[Material provided — start]

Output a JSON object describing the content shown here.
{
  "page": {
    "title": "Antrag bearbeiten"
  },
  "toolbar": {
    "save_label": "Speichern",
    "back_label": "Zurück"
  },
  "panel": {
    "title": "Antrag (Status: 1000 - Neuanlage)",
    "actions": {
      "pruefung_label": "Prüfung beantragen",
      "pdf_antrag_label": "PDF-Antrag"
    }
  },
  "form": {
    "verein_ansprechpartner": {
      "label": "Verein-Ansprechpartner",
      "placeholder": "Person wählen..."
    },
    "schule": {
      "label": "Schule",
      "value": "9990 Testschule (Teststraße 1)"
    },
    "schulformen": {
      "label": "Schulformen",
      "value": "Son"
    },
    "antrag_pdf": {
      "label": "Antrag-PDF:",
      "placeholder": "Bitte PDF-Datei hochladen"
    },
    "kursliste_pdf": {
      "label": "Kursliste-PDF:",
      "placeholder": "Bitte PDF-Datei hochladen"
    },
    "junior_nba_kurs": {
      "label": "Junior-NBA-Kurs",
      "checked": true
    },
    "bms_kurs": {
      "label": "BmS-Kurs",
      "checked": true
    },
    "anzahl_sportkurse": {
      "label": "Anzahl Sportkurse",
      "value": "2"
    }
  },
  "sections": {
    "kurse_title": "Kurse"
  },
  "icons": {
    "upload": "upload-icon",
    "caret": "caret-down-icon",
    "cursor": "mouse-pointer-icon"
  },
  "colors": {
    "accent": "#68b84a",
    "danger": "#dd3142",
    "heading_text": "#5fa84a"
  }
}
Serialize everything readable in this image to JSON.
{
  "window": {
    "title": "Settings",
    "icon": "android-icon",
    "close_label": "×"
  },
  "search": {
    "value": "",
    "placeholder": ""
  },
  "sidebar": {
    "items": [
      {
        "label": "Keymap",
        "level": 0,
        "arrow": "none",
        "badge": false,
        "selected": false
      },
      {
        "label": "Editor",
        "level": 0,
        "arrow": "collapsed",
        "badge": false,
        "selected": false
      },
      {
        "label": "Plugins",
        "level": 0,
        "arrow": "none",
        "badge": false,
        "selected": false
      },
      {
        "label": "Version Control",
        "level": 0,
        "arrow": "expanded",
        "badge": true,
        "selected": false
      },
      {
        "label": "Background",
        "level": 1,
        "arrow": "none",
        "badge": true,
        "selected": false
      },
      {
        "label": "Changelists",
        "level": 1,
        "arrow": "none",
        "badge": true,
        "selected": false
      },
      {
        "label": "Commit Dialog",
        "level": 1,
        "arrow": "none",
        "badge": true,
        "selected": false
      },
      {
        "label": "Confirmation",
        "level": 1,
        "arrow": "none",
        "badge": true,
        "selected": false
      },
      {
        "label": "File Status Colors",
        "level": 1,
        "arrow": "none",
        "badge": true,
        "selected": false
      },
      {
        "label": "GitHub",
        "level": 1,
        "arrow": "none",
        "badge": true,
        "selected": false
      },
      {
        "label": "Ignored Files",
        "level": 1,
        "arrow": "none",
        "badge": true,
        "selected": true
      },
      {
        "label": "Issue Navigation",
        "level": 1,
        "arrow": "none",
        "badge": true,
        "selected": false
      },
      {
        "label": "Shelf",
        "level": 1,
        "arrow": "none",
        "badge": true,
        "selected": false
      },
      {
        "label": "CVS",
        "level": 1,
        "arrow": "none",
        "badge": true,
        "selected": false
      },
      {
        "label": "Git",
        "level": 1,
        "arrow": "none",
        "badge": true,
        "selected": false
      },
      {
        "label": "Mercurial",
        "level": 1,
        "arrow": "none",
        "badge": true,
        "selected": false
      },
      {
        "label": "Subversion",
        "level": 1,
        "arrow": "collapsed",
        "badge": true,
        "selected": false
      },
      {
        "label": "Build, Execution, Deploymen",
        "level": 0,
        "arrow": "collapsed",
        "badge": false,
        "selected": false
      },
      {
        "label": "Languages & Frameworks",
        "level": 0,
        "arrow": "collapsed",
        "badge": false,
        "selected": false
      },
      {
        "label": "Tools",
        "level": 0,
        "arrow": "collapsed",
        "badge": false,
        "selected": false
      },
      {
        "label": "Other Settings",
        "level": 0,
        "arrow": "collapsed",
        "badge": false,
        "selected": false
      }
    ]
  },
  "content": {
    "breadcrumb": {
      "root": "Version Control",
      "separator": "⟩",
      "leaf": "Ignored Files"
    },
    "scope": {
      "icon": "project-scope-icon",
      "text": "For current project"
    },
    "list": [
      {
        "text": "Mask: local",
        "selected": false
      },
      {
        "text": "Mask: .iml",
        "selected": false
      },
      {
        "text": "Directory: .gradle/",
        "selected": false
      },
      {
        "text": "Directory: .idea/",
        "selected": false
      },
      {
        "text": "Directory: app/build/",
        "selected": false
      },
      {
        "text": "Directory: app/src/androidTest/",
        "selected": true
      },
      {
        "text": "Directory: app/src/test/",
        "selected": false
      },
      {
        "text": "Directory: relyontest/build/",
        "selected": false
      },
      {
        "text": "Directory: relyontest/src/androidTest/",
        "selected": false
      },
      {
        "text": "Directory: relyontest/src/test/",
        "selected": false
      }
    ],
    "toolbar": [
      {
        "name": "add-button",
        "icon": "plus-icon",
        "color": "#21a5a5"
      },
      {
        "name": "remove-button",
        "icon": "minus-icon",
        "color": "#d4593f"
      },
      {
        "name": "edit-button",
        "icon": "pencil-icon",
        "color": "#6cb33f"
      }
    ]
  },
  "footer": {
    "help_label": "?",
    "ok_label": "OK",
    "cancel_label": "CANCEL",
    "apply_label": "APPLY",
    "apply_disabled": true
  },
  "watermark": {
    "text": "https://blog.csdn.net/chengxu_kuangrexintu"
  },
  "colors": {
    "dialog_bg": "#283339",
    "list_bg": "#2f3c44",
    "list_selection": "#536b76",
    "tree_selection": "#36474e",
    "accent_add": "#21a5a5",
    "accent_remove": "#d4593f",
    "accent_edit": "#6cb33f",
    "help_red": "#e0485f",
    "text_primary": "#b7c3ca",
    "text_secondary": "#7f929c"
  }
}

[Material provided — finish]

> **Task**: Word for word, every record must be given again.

> **Problem solution**:
Output a JSON object describing the content shown here.
{
  "page": {
    "title": "Antrag bearbeiten"
  },
  "toolbar": {
    "save_label": "Speichern",
    "back_label": "Zurück"
  },
  "panel": {
    "title": "Antrag (Status: 1000 - Neuanlage)",
    "actions": {
      "pruefung_label": "Prüfung beantragen",
      "pdf_antrag_label": "PDF-Antrag"
    }
  },
  "form": {
    "verein_ansprechpartner": {
      "label": "Verein-Ansprechpartner",
      "placeholder": "Person wählen..."
    },
    "schule": {
      "label": "Schule",
      "value": "9990 Testschule (Teststraße 1)"
    },
    "schulformen": {
      "label": "Schulformen",
      "value": "Son"
    },
    "antrag_pdf": {
      "label": "Antrag-PDF:",
      "placeholder": "Bitte PDF-Datei hochladen"
    },
    "kursliste_pdf": {
      "label": "Kursliste-PDF:",
      "placeholder": "Bitte PDF-Datei hochladen"
    },
    "junior_nba_kurs": {
      "label": "Junior-NBA-Kurs",
      "checked": true
    },
    "bms_kurs": {
      "label": "BmS-Kurs",
      "checked": true
    },
    "anzahl_sportkurse": {
      "label": "Anzahl Sportkurse",
      "value": "2"
    }
  },
  "sections": {
    "kurse_title": "Kurse"
  },
  "icons": {
    "upload": "upload-icon",
    "caret": "caret-down-icon",
    "cursor": "mouse-pointer-icon"
  },
  "colors": {
    "accent": "#68b84a",
    "danger": "#dd3142",
    "heading_text": "#5fa84a"
  }
}
Serialize everything readable in this image to JSON.
{
  "window": {
    "title": "Settings",
    "icon": "android-icon",
    "close_label": "×"
  },
  "search": {
    "value": "",
    "placeholder": ""
  },
  "sidebar": {
    "items": [
      {
        "label": "Keymap",
        "level": 0,
        "arrow": "none",
        "badge": false,
        "selected": false
      },
      {
        "label": "Editor",
        "level": 0,
        "arrow": "collapsed",
        "badge": false,
        "selected": false
      },
      {
        "label": "Plugins",
        "level": 0,
        "arrow": "none",
        "badge": false,
        "selected": false
      },
      {
        "label": "Version Control",
        "level": 0,
        "arrow": "expanded",
        "badge": true,
        "selected": false
      },
      {
        "label": "Background",
        "level": 1,
        "arrow": "none",
        "badge": true,
        "selected": false
      },
      {
        "label": "Changelists",
        "level": 1,
        "arrow": "none",
        "badge": true,
        "selected": false
      },
      {
        "label": "Commit Dialog",
        "level": 1,
        "arrow": "none",
        "badge": true,
        "selected": false
      },
      {
        "label": "Confirmation",
        "level": 1,
        "arrow": "none",
        "badge": true,
        "selected": false
      },
      {
        "label": "File Status Colors",
        "level": 1,
        "arrow": "none",
        "badge": true,
        "selected": false
      },
      {
        "label": "GitHub",
        "level": 1,
        "arrow": "none",
        "badge": true,
        "selected": false
      },
      {
        "label": "Ignored Files",
        "level": 1,
        "arrow": "none",
        "badge": true,
        "selected": true
      },
      {
        "label": "Issue Navigation",
        "level": 1,
        "arrow": "none",
        "badge": true,
        "selected": false
      },
      {
        "label": "Shelf",
        "level": 1,
        "arrow": "none",
        "badge": true,
        "selected": false
      },
      {
        "label": "CVS",
        "level": 1,
        "arrow": "none",
        "badge": true,
        "selected": false
      },
      {
        "label": "Git",
        "level": 1,
        "arrow": "none",
        "badge": true,
        "selected": false
      },
      {
        "label": "Mercurial",
        "level": 1,
        "arrow": "none",
        "badge": true,
        "selected": false
      },
      {
        "label": "Subversion",
        "level": 1,
        "arrow": "collapsed",
        "badge": true,
        "selected": false
      },
      {
        "label": "Build, Execution, Deploymen",
        "level": 0,
        "arrow": "collapsed",
        "badge": false,
        "selected": false
      },
      {
        "label": "Languages & Frameworks",
        "level": 0,
        "arrow": "collapsed",
        "badge": false,
        "selected": false
      },
      {
        "label": "Tools",
        "level": 0,
        "arrow": "collapsed",
        "badge": false,
        "selected": false
      },
      {
        "label": "Other Settings",
        "level": 0,
        "arrow": "collapsed",
        "badge": false,
        "selected": false
      }
    ]
  },
  "content": {
    "breadcrumb": {
      "root": "Version Control",
      "separator": "⟩",
      "leaf": "Ignored Files"
    },
    "scope": {
      "icon": "project-scope-icon",
      "text": "For current project"
    },
    "list": [
      {
        "text": "Mask: local",
        "selected": false
      },
      {
        "text": "Mask: .iml",
        "selected": false
      },
      {
        "text": "Directory: .gradle/",
        "selected": false
      },
      {
        "text": "Directory: .idea/",
        "selected": false
      },
      {
        "text": "Directory: app/build/",
        "selected": false
      },
      {
        "text": "Directory: app/src/androidTest/",
        "selected": true
      },
      {
        "text": "Directory: app/src/test/",
        "selected": false
      },
      {
        "text": "Directory: relyontest/build/",
        "selected": false
      },
      {
        "text": "Directory: relyontest/src/androidTest/",
        "selected": false
      },
      {
        "text": "Directory: relyontest/src/test/",
        "selected": false
      }
    ],
    "toolbar": [
      {
        "name": "add-button",
        "icon": "plus-icon",
        "color": "#21a5a5"
      },
      {
        "name": "remove-button",
        "icon": "minus-icon",
        "color": "#d4593f"
      },
      {
        "name": "edit-button",
        "icon": "pencil-icon",
        "color": "#6cb33f"
      }
    ]
  },
  "footer": {
    "help_label": "?",
    "ok_label": "OK",
    "cancel_label": "CANCEL",
    "apply_label": "APPLY",
    "apply_disabled": true
  },
  "watermark": {
    "text": "https://blog.csdn.net/chengxu_kuangrexintu"
  },
  "colors": {
    "dialog_bg": "#283339",
    "list_bg": "#2f3c44",
    "list_selection": "#536b76",
    "tree_selection": "#36474e",
    "accent_add": "#21a5a5",
    "accent_remove": "#d4593f",
    "accent_edit": "#6cb33f",
    "help_red": "#e0485f",
    "text_primary": "#b7c3ca",
    "text_secondary": "#7f929c"
  }
}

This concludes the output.